Material supplied:

= Beginning of Section =

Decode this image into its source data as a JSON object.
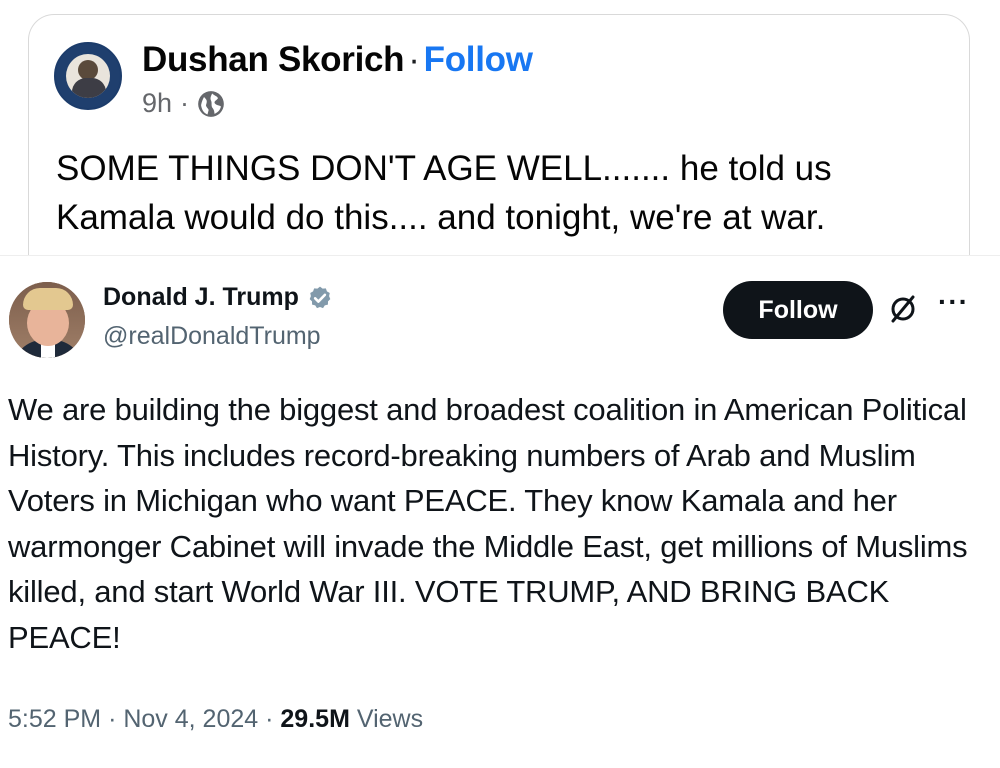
{
  "facebook_post": {
    "author": "Dushan Skorich",
    "separator": "·",
    "follow_label": "Follow",
    "time": "9h",
    "meta_separator": "·",
    "audience_icon": "globe-icon",
    "text": "SOME THINGS DON'T AGE WELL....... he told us Kamala would do this.... and tonight, we're at war."
  },
  "tweet": {
    "author_name": "Donald J. Trump",
    "verified_icon": "verified-badge-icon",
    "handle": "@realDonaldTrump",
    "follow_label": "Follow",
    "grok_icon": "grok-icon",
    "more_icon": "more-icon",
    "more_label": "···",
    "text": "We are building the biggest and broadest coalition in American Political History. This includes record-breaking numbers of Arab and Muslim Voters in Michigan who want PEACE. They know Kamala and her warmonger Cabinet will invade the Middle East, get millions of Muslims killed, and start World War III. VOTE TRUMP, AND BRING BACK PEACE!",
    "time": "5:52 PM",
    "date": "Nov 4, 2024",
    "views_count": "29.5M",
    "views_label": "Views",
    "sep": "·"
  },
  "colors": {
    "facebook_blue": "#1877f2",
    "x_black": "#0f1419",
    "x_gray": "#536471",
    "verified_blue": "#1d9bf0"
  }
}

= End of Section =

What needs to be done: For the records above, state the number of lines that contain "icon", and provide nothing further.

Exercise response: 4